═════ Source records

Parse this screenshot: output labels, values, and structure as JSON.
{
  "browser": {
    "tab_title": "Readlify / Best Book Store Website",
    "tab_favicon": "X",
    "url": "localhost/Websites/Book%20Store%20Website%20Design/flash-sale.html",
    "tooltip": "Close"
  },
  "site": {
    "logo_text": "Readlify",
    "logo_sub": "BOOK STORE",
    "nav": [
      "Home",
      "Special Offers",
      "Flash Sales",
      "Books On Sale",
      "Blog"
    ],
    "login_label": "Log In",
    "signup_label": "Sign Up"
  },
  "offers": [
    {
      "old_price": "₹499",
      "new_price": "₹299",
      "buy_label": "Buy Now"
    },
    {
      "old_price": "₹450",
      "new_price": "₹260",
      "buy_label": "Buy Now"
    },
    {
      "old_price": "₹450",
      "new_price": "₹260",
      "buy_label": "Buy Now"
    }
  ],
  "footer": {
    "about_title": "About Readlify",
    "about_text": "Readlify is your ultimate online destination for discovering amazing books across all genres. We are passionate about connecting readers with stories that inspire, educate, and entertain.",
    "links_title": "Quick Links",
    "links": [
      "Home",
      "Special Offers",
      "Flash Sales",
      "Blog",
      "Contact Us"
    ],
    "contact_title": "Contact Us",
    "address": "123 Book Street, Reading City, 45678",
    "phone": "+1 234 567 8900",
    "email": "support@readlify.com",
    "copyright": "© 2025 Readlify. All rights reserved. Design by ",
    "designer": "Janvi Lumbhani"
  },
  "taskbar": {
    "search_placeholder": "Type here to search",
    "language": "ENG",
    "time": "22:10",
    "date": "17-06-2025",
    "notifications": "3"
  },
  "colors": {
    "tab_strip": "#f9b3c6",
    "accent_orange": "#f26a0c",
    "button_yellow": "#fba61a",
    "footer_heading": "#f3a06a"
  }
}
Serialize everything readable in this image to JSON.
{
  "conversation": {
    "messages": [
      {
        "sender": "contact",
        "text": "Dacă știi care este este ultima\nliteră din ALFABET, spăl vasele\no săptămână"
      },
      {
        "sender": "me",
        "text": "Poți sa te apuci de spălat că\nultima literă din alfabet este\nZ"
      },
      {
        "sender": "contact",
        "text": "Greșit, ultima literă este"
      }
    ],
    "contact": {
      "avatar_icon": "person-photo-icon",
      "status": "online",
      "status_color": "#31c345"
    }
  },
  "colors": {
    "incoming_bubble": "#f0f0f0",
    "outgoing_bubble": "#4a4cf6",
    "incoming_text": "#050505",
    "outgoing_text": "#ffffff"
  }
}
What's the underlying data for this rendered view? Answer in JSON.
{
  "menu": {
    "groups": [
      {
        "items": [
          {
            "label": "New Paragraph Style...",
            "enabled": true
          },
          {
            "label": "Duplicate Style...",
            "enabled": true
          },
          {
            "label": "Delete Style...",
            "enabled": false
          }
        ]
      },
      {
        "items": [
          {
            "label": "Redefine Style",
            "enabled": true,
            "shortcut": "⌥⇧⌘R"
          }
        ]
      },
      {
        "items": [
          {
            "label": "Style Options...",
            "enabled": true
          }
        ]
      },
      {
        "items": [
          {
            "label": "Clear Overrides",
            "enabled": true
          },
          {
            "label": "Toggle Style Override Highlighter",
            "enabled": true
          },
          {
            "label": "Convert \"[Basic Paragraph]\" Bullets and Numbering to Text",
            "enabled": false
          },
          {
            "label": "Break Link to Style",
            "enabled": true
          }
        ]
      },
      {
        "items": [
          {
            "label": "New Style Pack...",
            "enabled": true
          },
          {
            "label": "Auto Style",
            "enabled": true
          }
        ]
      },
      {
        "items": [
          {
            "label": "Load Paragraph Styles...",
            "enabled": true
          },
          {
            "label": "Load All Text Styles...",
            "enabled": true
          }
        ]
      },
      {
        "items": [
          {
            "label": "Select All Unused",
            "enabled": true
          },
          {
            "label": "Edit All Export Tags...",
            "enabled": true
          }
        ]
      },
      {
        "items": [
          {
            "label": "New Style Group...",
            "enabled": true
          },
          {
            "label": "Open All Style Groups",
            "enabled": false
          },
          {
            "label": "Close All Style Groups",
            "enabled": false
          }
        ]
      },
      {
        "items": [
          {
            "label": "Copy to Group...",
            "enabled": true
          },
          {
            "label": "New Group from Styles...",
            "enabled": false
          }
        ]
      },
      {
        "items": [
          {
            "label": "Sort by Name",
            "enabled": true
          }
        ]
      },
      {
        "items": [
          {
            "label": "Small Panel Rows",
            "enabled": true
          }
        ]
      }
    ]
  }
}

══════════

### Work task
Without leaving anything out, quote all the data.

### Task response
Parse this screenshot: output labels, values, and structure as JSON.
{
  "browser": {
    "tab_title": "Readlify / Best Book Store Website",
    "tab_favicon": "X",
    "url": "localhost/Websites/Book%20Store%20Website%20Design/flash-sale.html",
    "tooltip": "Close"
  },
  "site": {
    "logo_text": "Readlify",
    "logo_sub": "BOOK STORE",
    "nav": [
      "Home",
      "Special Offers",
      "Flash Sales",
      "Books On Sale",
      "Blog"
    ],
    "login_label": "Log In",
    "signup_label": "Sign Up"
  },
  "offers": [
    {
      "old_price": "₹499",
      "new_price": "₹299",
      "buy_label": "Buy Now"
    },
    {
      "old_price": "₹450",
      "new_price": "₹260",
      "buy_label": "Buy Now"
    },
    {
      "old_price": "₹450",
      "new_price": "₹260",
      "buy_label": "Buy Now"
    }
  ],
  "footer": {
    "about_title": "About Readlify",
    "about_text": "Readlify is your ultimate online destination for discovering amazing books across all genres. We are passionate about connecting readers with stories that inspire, educate, and entertain.",
    "links_title": "Quick Links",
    "links": [
      "Home",
      "Special Offers",
      "Flash Sales",
      "Blog",
      "Contact Us"
    ],
    "contact_title": "Contact Us",
    "address": "123 Book Street, Reading City, 45678",
    "phone": "+1 234 567 8900",
    "email": "support@readlify.com",
    "copyright": "© 2025 Readlify. All rights reserved. Design by ",
    "designer": "Janvi Lumbhani"
  },
  "taskbar": {
    "search_placeholder": "Type here to search",
    "language": "ENG",
    "time": "22:10",
    "date": "17-06-2025",
    "notifications": "3"
  },
  "colors": {
    "tab_strip": "#f9b3c6",
    "accent_orange": "#f26a0c",
    "button_yellow": "#fba61a",
    "footer_heading": "#f3a06a"
  }
}
Serialize everything readable in this image to JSON.
{
  "conversation": {
    "messages": [
      {
        "sender": "contact",
        "text": "Dacă știi care este este ultima\nliteră din ALFABET, spăl vasele\no săptămână"
      },
      {
        "sender": "me",
        "text": "Poți sa te apuci de spălat că\nultima literă din alfabet este\nZ"
      },
      {
        "sender": "contact",
        "text": "Greșit, ultima literă este"
      }
    ],
    "contact": {
      "avatar_icon": "person-photo-icon",
      "status": "online",
      "status_color": "#31c345"
    }
  },
  "colors": {
    "incoming_bubble": "#f0f0f0",
    "outgoing_bubble": "#4a4cf6",
    "incoming_text": "#050505",
    "outgoing_text": "#ffffff"
  }
}
What's the underlying data for this rendered view? Answer in JSON.
{
  "menu": {
    "groups": [
      {
        "items": [
          {
            "label": "New Paragraph Style...",
            "enabled": true
          },
          {
            "label": "Duplicate Style...",
            "enabled": true
          },
          {
            "label": "Delete Style...",
            "enabled": false
          }
        ]
      },
      {
        "items": [
          {
            "label": "Redefine Style",
            "enabled": true,
            "shortcut": "⌥⇧⌘R"
          }
        ]
      },
      {
        "items": [
          {
            "label": "Style Options...",
            "enabled": true
          }
        ]
      },
      {
        "items": [
          {
            "label": "Clear Overrides",
            "enabled": true
          },
          {
            "label": "Toggle Style Override Highlighter",
            "enabled": true
          },
          {
            "label": "Convert \"[Basic Paragraph]\" Bullets and Numbering to Text",
            "enabled": false
          },
          {
            "label": "Break Link to Style",
            "enabled": true
          }
        ]
      },
      {
        "items": [
          {
            "label": "New Style Pack...",
            "enabled": true
          },
          {
            "label": "Auto Style",
            "enabled": true
          }
        ]
      },
      {
        "items": [
          {
            "label": "Load Paragraph Styles...",
            "enabled": true
          },
          {
            "label": "Load All Text Styles...",
            "enabled": true
          }
        ]
      },
      {
        "items": [
          {
            "label": "Select All Unused",
            "enabled": true
          },
          {
            "label": "Edit All Export Tags...",
            "enabled": true
          }
        ]
      },
      {
        "items": [
          {
            "label": "New Style Group...",
            "enabled": true
          },
          {
            "label": "Open All Style Groups",
            "enabled": false
          },
          {
            "label": "Close All Style Groups",
            "enabled": false
          }
        ]
      },
      {
        "items": [
          {
            "label": "Copy to Group...",
            "enabled": true
          },
          {
            "label": "New Group from Styles...",
            "enabled": false
          }
        ]
      },
      {
        "items": [
          {
            "label": "Sort by Name",
            "enabled": true
          }
        ]
      },
      {
        "items": [
          {
            "label": "Small Panel Rows",
            "enabled": true
          }
        ]
      }
    ]
  }
}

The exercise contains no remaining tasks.